The caterpillars comatose neutral gears ignites a car alarm.

Please Forgive My Lapse of Memory | A Poem by Roy Pullam

Your face has changed
From 13 to 40
You have filled
The demand of adulthood
I look with the slight memory
A faint recognition
But I am afraid
To speculate
To put my finger
On the roll
To place you
In my past
I know it hurts
That you are anonymous
That years of pimpled faces
Of kids eager
To get beyond
The clumsy
To claim their place
Among what they think
Is independence
Only to find
The bind tighter
Jobs, children, husbands
Commitments
That blacken your calendar
Now I face your disappointment
That during the best
During the worst
Years of your life
You can find no register
In my blank stare
I feel guilty
Not remembering
But time
Erased so much
Like the erasers
On my blackboard
And I am left
With just the yellow dust
The powder
Of times past

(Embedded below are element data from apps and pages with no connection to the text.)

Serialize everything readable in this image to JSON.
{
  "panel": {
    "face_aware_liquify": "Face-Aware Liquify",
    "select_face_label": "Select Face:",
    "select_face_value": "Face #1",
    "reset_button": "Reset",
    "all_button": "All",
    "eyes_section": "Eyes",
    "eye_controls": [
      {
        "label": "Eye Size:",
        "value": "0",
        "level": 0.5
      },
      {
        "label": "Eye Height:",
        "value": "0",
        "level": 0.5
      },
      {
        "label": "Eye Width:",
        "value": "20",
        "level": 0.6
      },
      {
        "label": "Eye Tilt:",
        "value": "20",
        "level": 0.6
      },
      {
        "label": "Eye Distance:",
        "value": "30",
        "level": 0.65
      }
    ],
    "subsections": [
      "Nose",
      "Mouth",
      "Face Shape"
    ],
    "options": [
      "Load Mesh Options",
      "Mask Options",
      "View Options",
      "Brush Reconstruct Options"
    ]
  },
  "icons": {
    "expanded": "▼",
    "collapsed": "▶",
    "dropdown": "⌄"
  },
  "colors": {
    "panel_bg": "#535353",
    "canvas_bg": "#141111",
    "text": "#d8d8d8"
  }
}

PHS 1964 | A Poem by Roy Pullam

The parchment has faded
The setting
And most of the teachers
Gone now
Lucky classmates
Aged and gray
Other chasing
The lines of Bryant
That mysterious caravan
That will not allow
Them to return
We gather
Hoping to see
A glint of youth
In each other’s eyes
To reclaim that past
That gathers more fog
In the passing
Of years
How we long
To rekindle
Friendship
Lying in ashes
Between the time
Between reunions
We chose not
To abandon the light
to let the past
Be done
It is the bond
Of shared confidences
That stirs us
From the recliner
To look our best
So others
Will not see
The cost of time
I will come
Bathing in the fellowship
Sharing the jokes
Sharing the stories
Grieving for lost friends
Counting my blessings
In our five year
Ritual

Walnuts | A Poem by G.S. Katz

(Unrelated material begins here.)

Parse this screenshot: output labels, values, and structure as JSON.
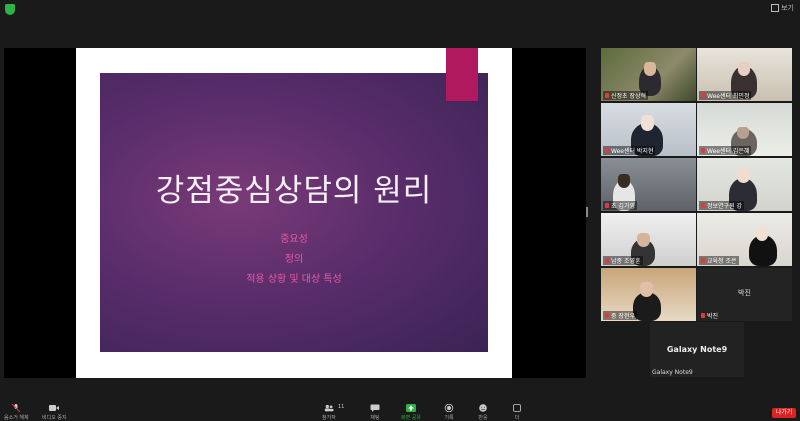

I remember my father sitting at the kitchen table
Cracking open walnuts and eating every morsel
Dad was a good eater, chicken was his favorite
When he got done with half a chicken
It looked like a war had taken place on his plate
Bones gleaned of any meat
A spectacle to watch
We always kidded him about it
The walnuts though I never got
He drank celery tonic too
Another non-starter for this cowboy

I never felt like I knew my dad
He was always a quiet man
Gentle but firm, pragmatic as the day is long
I wanted to know him but I wasn’t allowed in
Four years behind enemy lines during WWII
maybe the cause
After he passed I found out I wasn’t the only one
to feel his silence
He was rarely mad
His favorite expression
“God forbid for worse”
He would say if we kids every complained too much

I gave the eulogy at his funeral
That’s what a son does
I was so honored to be his kid
Despite the distance between us
The love was there, my mom also telling me so

I’ve tried to make peace with walnuts
I eat them now for health reasons
I still don’t really like them
For dad’s sake though I feel him with every bite
I buy them already shelled
Dad had to do the work breaking them open himself
A decorated war veteran
It was like rolling off a log